In the final words of my last Civil War sesquicentennial WebXtra, I wrote, “Once Virginia’s die was cast, its strong Unionists fell in line with the State.” Let me pick up on that theme by talking about the actions of two famous Virginians just before and just after Virginia’s vote to secede on April 17, 1861. What did VMI Professor Major Thomas J. Jackson do? And what did U. S. Colonel Robert E. Lee do?
April 13th was the day that Confederate forces in Charleston, South Carolina, were continuing to fire on Fort Sumter. But before that news reached Lexington, Virginia, 180 VMI cadets confronted a group of pro-Union civilians in town. Major Jackson arrived on the scene and got the cadets back to barracks. Jackson was a military man who took orders from his state, which had not yet seceded. He stated to the cadets, "The time for war has not yet come, but it will come and that soon, and when it does come, my advice is to draw the sword and throw away the scabbard.”
Virginia’s move came four days later, on the 17th, as its Convention voted to secede in response to Lincoln’s call for Virginia troops to help put down the insurrection in South Carolina. On the 21st, the VMI Corps of Cadets was ordered to move to Richmond, led by the same Major Jackson.
Arriving in Richmond on the evening of the 22nd, Jackson took the VMI cadets to the old Hermitage Fairgrounds on the western outskirts of town. There, he led his teenaged cadets as the training cadre (the current term would be “drill instructors”) for the volunteers for the Confederate Army, who were pouring into town. Upwards of 50,000 men were trained by Jackson’s cadets in the next few months.
April 1861 found U. S. Colonel Robert E. Lee at his home in Arlington. As the Virginia convention debated in Richmond, he was called to a meeting with Francis Blair, one of the members of newly inaugurated President Abraham Lincoln’s Cabinet. There, on the 18th, Blair offered Lee the command of the U. S. forces that were being organized to crush the “rebellion.” Lee declined the offer and spent the night composing his letter of resignation from the U. S. Army. Using words amazingly similar to those of Jackson only five days earlier, he stated his loyalty to Virginia by saying, “Save in the defense of my native State, I never desire again to draw my sword.”

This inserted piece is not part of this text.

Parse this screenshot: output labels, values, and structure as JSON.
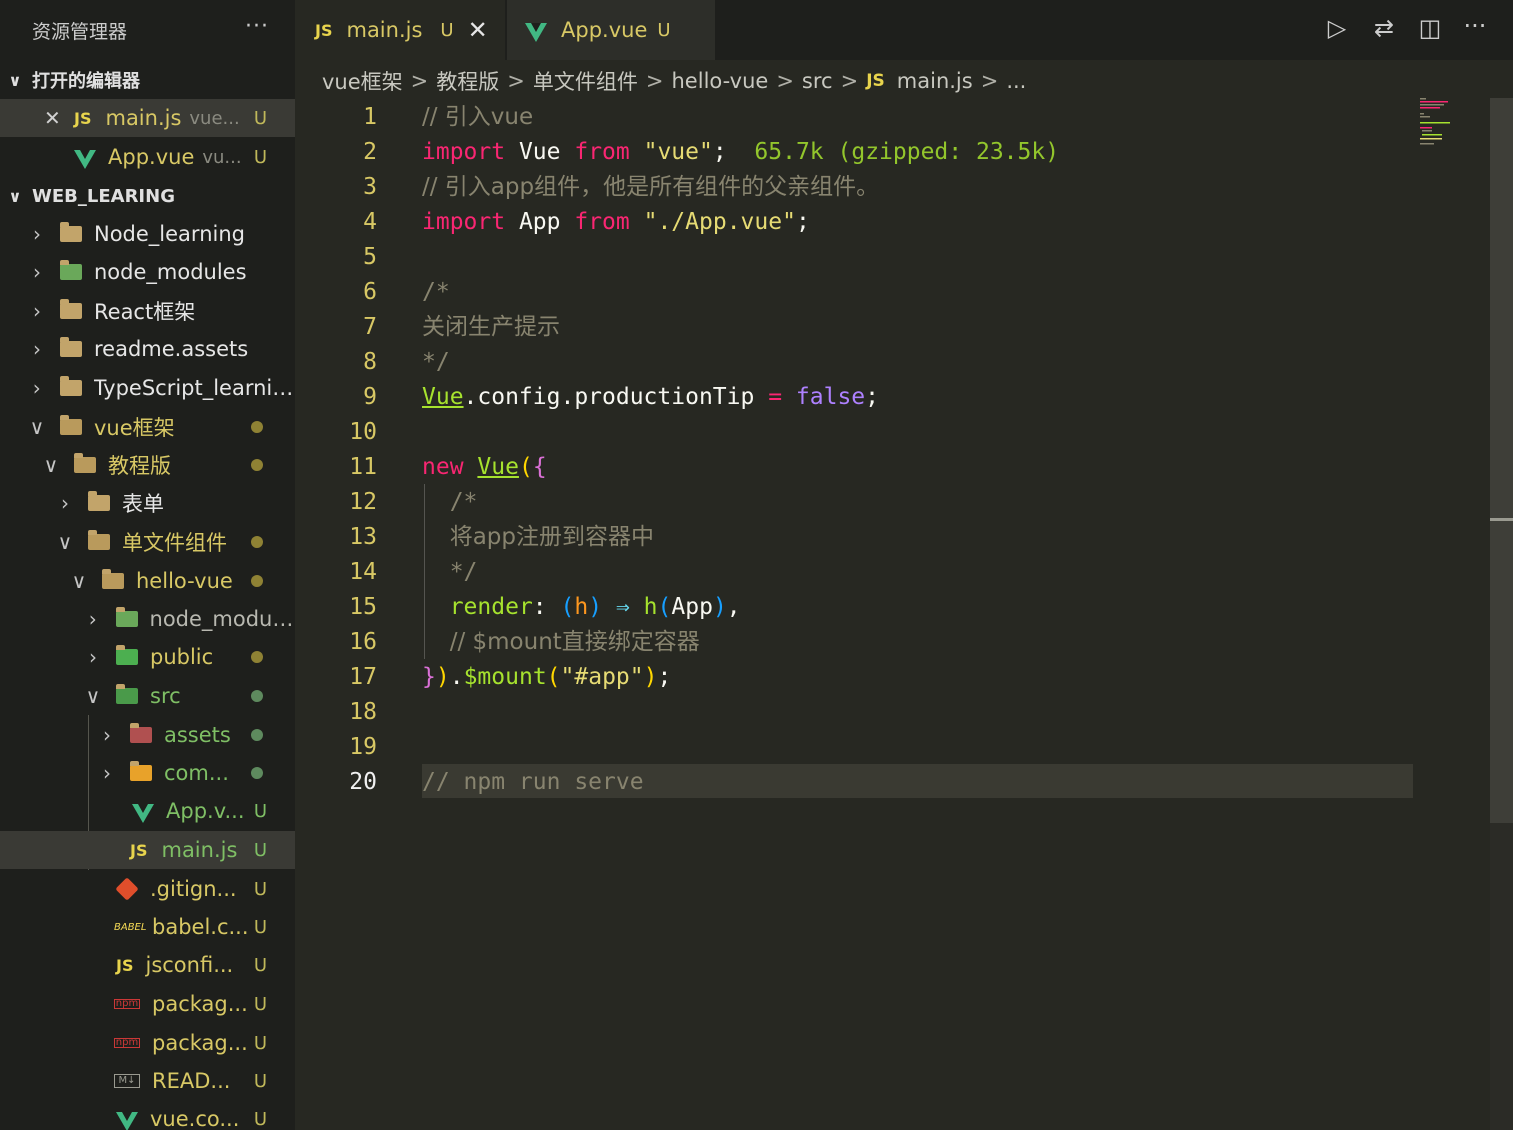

Lee was asked to come to the capital on the 22nd, the same day that Jackson got there with the cadets. The following day, Lee arrived in Richmond and, in the House of Delegates Room of the State Capitol, was sworn in as the commander of all of Virginia’s military forces.
The war had begun, and Virginia had drawn its sword.